A researcher with the Northern Ontario School of Medicine is working with an environmental consulting company to develop a faster way to screen water for blue-green algae.
Sudbury received its first look at a long-awaited report on the health of the city’s lakes at a meeting Thursday night — but it wasn't as specific as some were hoping.
“I was waiting for a lot more than we heard tonight,” said Lin Gibson, co-chair of the lake advisory panel, who was commenting on the Hutchinson Report.
The report was commissioned over two years ago, at a cost of $93,000, to determine phosphorous levels in Sudbury lakes — and predict how much more lakefront development they can stand.
The report didn’t get that specific, but Gibson said the message she gets is that many lakes are in danger.
"About 160 lakes overall … are sort of on the edge,” she said.
Report goes public next month
The report's author, Neil Hutchinson, said the science just isn't there to set development caps for each of the 300-some lakes in his study.
But he said that doesn't mean the report can't help Greater Sudbury plan for the future.
"You might want to have stricter development controls, even if you can't say 129 cottages is too much and 128 is OK."
Hutchinson's report will lay out the current phosphorous levels in Sudbury lakes, but he said won't show where unpredictable blue-green algae blooms will show up next.
"They're very clever little beasts,” he noted.
Some good news in the Hutchinson Report is that no Sudbury lakes are seeing an increase in phosphorous levels.
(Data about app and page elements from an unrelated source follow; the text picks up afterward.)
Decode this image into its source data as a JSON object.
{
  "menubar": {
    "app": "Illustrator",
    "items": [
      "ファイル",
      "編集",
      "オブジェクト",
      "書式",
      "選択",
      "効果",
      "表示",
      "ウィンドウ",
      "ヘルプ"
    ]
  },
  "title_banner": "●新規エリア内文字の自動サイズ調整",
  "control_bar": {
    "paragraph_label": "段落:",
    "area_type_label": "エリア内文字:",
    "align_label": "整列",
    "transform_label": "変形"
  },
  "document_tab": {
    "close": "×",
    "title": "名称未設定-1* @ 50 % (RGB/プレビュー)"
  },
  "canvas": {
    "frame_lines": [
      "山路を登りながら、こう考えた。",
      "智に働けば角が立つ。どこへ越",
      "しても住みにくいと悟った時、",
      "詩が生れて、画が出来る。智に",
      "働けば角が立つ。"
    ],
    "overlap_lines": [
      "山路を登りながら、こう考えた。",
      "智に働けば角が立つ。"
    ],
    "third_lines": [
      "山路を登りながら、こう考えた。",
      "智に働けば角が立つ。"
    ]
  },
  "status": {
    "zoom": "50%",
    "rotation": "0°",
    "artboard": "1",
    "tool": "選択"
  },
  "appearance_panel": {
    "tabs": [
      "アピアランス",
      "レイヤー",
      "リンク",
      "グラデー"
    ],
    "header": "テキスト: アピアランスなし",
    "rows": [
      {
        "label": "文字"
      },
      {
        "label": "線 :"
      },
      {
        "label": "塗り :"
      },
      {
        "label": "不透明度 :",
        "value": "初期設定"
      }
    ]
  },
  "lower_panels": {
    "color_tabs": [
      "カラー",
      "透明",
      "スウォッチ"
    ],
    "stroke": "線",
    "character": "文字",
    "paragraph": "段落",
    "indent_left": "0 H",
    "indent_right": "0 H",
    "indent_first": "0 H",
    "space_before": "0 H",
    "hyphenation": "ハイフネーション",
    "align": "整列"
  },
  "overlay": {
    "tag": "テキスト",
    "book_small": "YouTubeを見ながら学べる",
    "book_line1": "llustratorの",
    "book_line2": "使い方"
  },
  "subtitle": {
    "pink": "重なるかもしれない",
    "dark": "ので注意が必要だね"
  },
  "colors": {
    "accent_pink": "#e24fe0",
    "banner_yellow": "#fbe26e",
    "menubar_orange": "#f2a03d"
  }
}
And the amount of the algae-causing element has actually dropped in 12 area lakes, including Ramsey, MacFarlane and Vermillion.
The full report, including specific information on each lake, will be released to the public next month.
Greater Sudbury's Environmental Planning manager Stephen Monet said the report will help staff draft new policies.
He noted there are many steps that can be taken towards protecting water in the so-called city of lakes.
"What we would like to get to eventually — and that's eventually with a capital ‘E’ ... is lake-specific watershed plans. But you can imagine the time that will take,” he said.